§ Try it: State how many lines of the records include the word "back"; the reply is that number alone.
= Beginning of Section =
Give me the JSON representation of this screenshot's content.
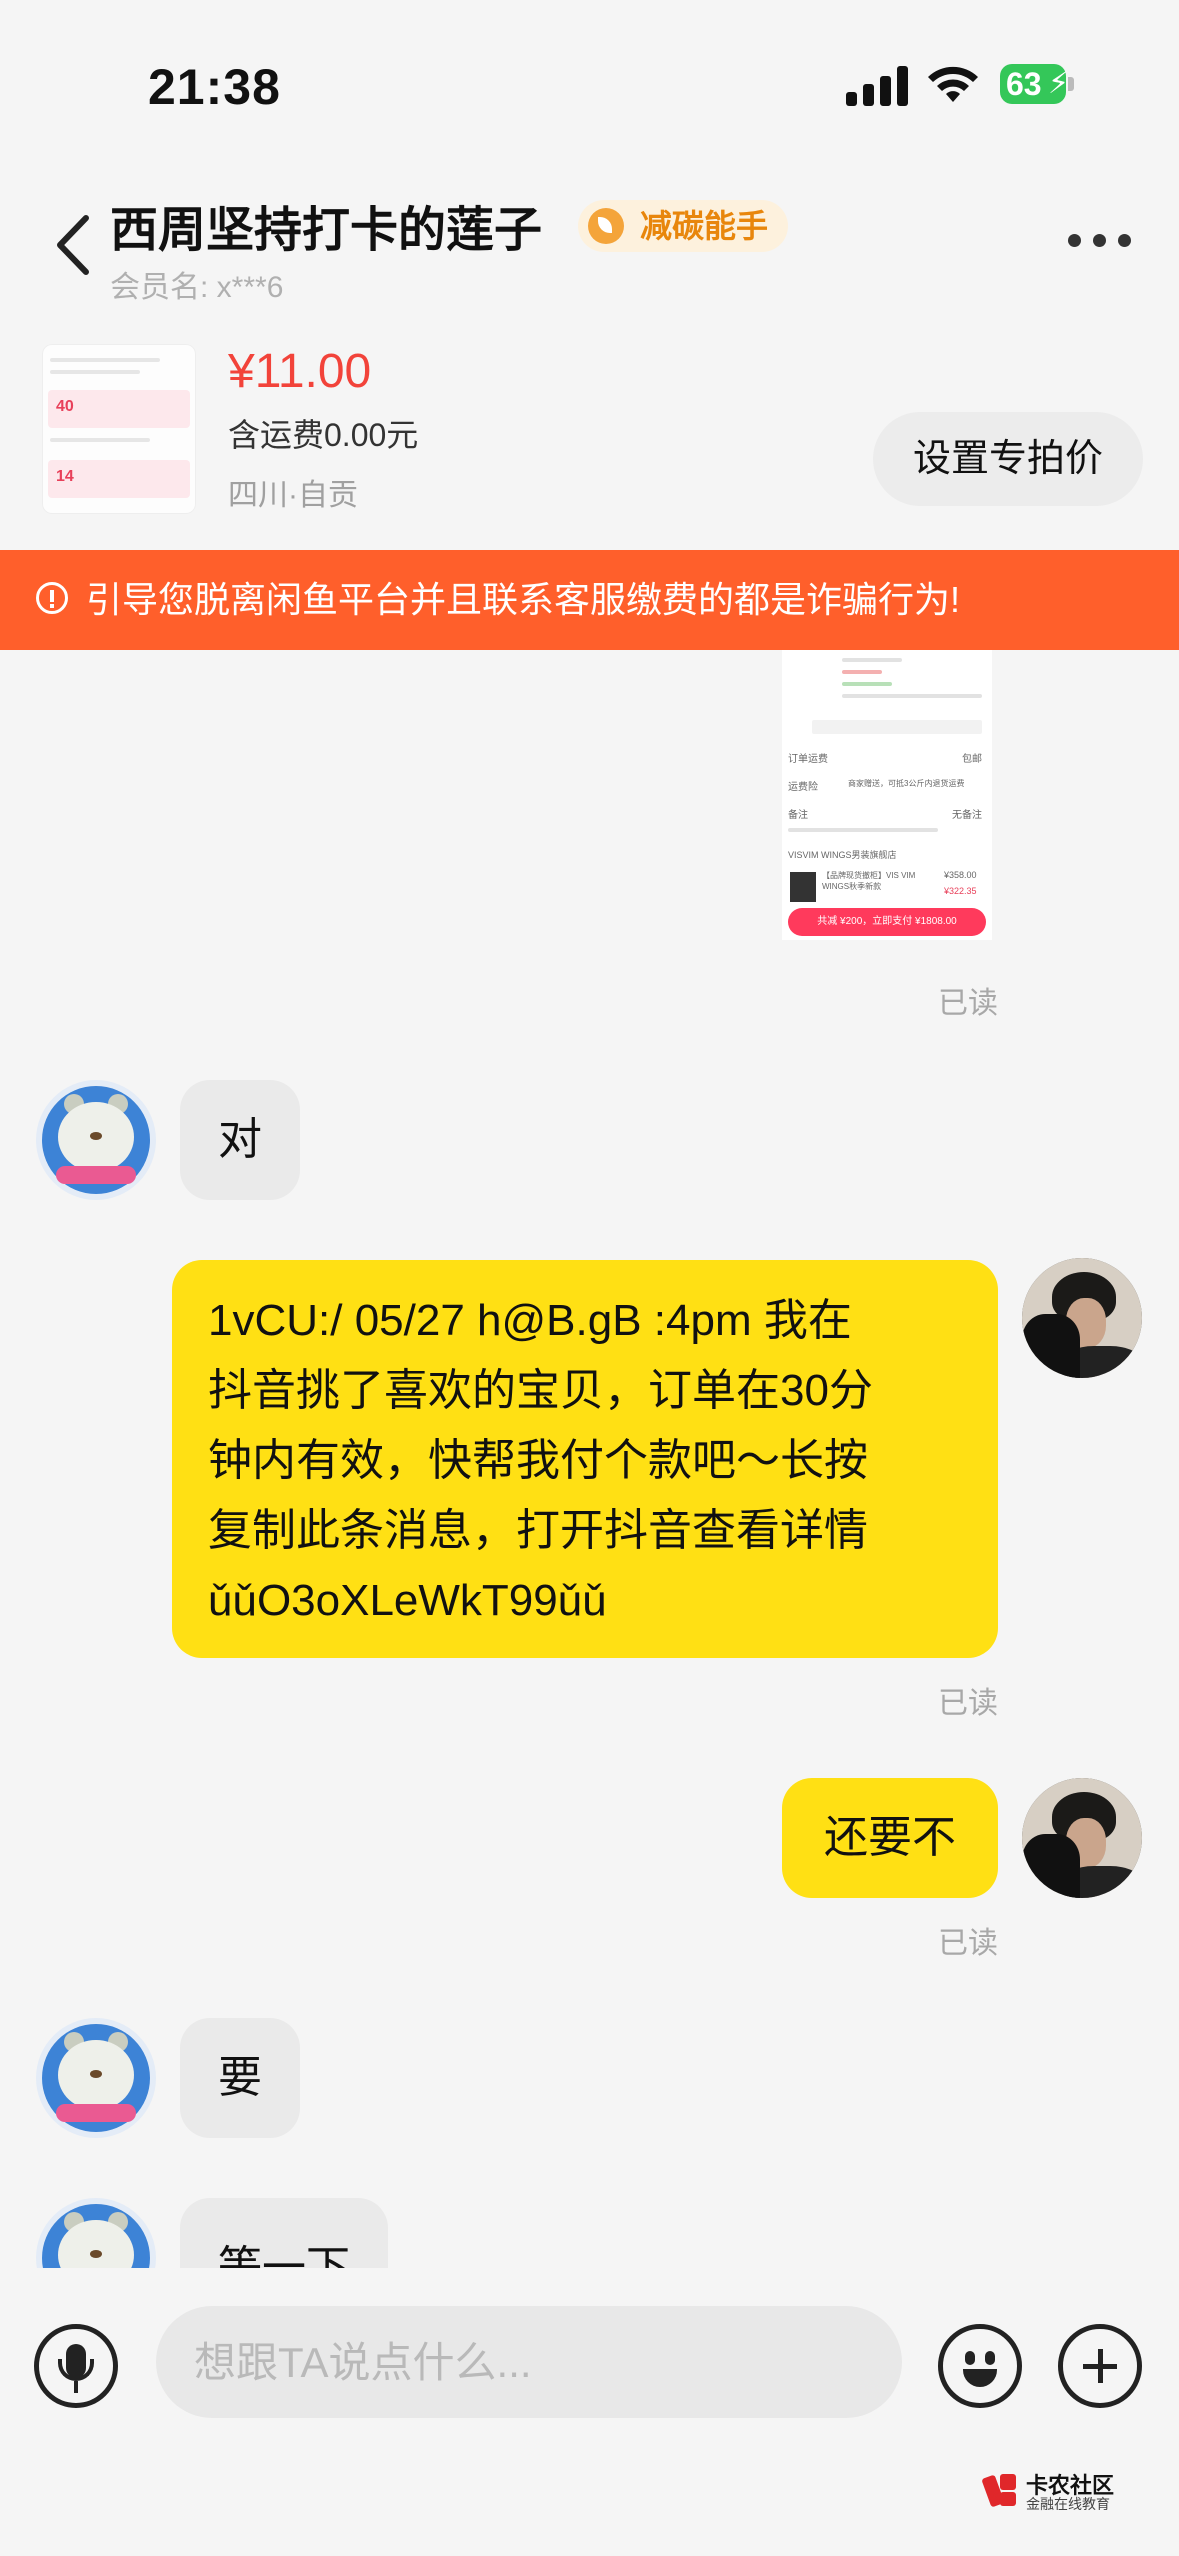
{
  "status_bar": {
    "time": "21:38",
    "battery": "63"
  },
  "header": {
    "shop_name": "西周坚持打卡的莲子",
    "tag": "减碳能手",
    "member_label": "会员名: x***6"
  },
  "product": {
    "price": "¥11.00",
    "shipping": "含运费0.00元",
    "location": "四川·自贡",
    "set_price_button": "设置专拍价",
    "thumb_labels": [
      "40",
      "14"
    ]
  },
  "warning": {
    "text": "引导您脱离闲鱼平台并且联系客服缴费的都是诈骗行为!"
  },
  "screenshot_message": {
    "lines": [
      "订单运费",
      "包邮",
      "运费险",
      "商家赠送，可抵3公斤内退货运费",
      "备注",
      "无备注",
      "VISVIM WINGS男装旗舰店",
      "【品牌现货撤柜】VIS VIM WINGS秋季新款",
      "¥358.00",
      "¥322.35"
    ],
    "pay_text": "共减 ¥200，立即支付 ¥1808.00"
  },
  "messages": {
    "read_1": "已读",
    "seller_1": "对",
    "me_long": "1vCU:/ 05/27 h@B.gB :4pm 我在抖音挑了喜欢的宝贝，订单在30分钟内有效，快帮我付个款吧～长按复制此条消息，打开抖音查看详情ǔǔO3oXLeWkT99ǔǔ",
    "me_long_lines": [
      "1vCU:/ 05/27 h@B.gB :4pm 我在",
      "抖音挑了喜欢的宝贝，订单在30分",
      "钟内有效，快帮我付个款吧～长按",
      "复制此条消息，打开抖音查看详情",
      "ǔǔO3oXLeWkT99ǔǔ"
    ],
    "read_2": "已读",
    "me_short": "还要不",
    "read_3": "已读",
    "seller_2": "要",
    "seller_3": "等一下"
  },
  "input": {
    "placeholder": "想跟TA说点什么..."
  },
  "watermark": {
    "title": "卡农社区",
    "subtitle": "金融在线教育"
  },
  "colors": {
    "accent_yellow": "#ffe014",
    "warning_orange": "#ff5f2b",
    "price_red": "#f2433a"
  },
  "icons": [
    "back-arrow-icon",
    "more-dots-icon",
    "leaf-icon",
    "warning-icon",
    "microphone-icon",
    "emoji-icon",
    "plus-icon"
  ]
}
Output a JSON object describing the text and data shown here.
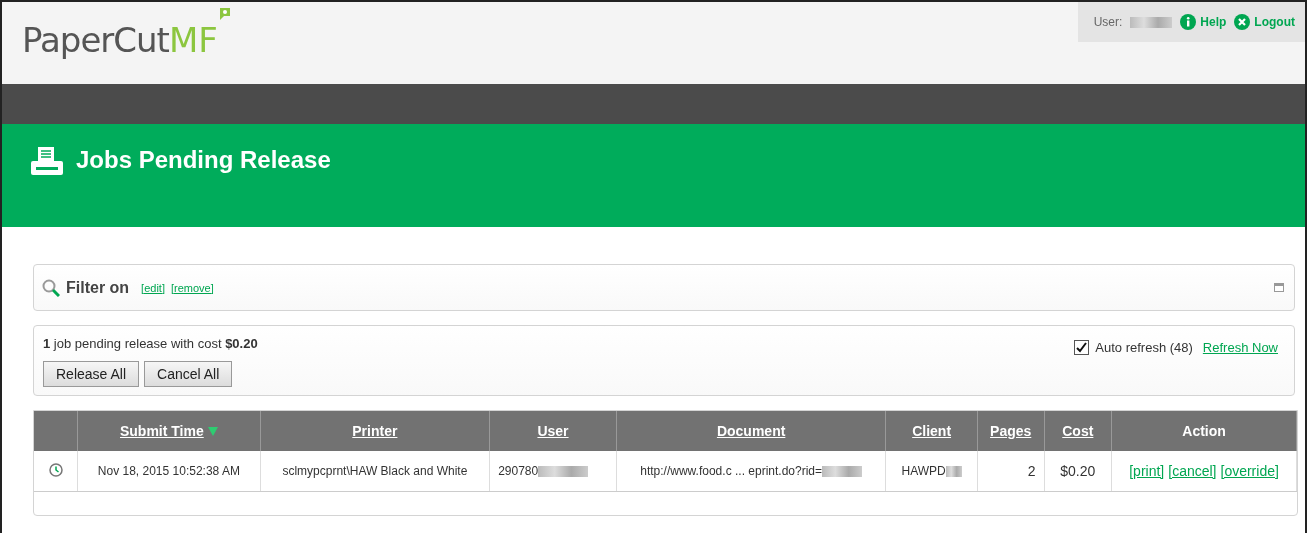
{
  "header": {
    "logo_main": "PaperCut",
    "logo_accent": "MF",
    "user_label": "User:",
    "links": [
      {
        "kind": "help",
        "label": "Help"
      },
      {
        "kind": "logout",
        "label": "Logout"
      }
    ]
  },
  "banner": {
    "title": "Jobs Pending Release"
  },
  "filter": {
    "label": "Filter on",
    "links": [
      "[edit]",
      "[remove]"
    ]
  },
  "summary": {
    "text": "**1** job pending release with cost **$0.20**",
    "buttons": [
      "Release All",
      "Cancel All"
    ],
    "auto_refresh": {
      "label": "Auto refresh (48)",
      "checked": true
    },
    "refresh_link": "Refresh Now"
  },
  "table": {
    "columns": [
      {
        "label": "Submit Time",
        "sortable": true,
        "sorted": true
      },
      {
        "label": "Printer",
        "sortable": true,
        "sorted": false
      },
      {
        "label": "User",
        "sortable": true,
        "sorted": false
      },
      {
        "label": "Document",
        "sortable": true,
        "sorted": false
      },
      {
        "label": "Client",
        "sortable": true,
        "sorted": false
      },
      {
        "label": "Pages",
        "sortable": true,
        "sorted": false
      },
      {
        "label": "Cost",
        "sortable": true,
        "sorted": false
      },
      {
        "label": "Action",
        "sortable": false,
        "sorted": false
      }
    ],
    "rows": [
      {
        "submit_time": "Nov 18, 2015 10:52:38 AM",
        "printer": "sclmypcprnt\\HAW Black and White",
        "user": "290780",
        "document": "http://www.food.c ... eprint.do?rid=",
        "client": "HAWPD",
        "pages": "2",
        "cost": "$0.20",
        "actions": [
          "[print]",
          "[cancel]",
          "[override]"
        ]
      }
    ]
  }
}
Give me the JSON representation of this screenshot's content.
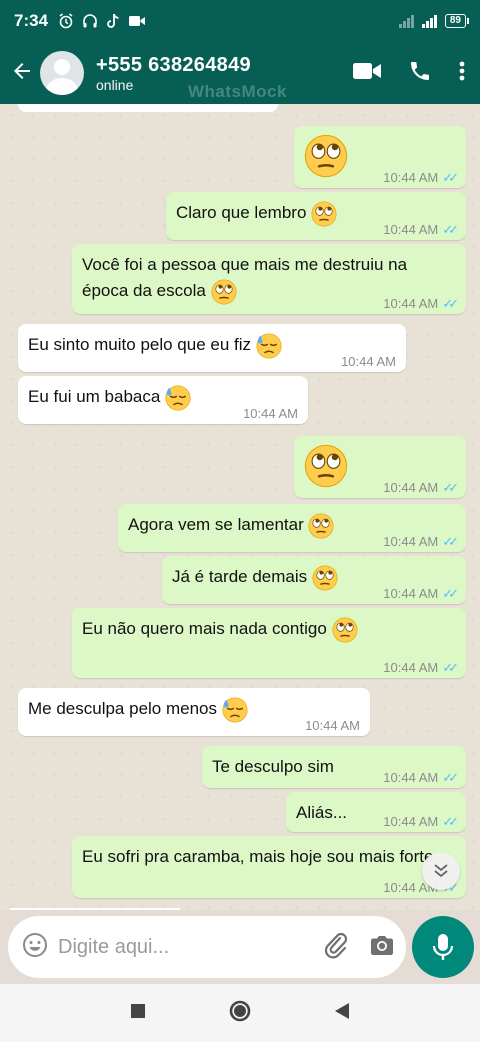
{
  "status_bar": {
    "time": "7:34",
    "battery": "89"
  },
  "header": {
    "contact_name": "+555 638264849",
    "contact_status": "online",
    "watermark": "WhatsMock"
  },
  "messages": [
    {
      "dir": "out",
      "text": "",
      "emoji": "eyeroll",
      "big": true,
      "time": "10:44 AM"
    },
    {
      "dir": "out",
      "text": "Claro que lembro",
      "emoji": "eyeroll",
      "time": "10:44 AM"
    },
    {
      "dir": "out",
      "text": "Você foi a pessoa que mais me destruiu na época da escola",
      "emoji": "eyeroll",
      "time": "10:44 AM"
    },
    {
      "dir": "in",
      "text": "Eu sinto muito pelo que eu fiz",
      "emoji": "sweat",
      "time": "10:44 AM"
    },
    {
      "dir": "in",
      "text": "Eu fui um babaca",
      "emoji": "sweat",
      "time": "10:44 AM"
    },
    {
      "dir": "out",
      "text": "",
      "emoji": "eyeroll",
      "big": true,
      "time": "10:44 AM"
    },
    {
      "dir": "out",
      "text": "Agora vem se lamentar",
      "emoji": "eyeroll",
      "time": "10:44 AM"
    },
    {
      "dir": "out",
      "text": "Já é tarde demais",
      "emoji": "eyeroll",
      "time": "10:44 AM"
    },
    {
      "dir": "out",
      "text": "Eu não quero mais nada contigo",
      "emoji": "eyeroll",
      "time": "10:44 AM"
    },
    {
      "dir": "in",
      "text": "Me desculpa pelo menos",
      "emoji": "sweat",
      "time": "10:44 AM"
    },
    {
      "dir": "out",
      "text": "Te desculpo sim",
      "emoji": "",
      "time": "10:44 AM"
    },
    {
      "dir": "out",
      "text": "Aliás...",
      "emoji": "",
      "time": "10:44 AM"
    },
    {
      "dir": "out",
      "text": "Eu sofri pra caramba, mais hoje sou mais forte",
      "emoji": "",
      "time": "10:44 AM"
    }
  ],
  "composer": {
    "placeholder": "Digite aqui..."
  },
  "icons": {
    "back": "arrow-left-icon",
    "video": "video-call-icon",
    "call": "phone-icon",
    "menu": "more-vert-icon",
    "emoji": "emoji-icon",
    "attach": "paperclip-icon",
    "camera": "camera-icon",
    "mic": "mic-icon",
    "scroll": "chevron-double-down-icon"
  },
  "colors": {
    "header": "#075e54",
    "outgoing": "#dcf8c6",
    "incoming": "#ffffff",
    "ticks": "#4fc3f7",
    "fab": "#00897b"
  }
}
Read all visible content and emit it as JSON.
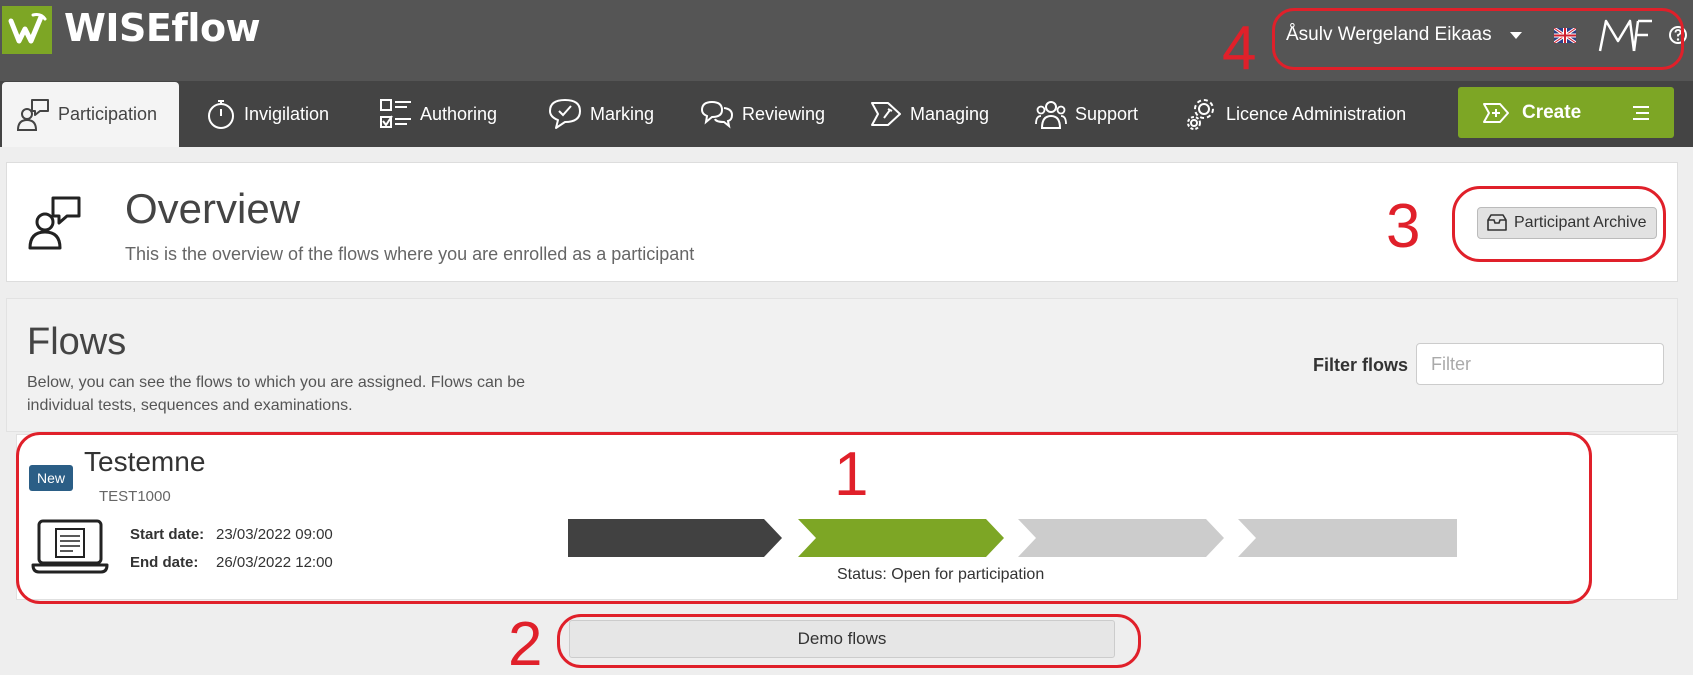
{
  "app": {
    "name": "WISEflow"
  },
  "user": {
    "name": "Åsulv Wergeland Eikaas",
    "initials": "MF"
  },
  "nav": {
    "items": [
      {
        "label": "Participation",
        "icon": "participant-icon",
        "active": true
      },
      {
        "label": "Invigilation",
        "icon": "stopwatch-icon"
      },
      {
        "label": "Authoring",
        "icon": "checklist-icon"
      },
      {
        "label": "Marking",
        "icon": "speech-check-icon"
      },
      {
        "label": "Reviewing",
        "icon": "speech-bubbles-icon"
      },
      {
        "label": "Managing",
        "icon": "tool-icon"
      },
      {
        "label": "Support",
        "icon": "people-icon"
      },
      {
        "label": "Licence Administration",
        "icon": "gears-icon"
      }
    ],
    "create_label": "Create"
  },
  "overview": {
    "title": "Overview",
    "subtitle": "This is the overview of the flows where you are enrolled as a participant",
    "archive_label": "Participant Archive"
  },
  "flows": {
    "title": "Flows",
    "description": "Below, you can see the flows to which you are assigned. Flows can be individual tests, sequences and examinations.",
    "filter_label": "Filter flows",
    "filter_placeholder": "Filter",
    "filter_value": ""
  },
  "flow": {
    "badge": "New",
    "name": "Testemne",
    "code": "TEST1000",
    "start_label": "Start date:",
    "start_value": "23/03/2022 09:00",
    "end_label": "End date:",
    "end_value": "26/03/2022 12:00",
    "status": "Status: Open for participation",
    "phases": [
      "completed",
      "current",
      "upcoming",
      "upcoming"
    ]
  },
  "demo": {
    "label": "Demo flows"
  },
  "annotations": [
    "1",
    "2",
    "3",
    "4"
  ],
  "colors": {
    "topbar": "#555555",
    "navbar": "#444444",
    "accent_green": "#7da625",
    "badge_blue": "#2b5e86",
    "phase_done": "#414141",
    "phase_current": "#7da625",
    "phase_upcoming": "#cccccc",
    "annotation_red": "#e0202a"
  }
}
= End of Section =
§ Written response: 2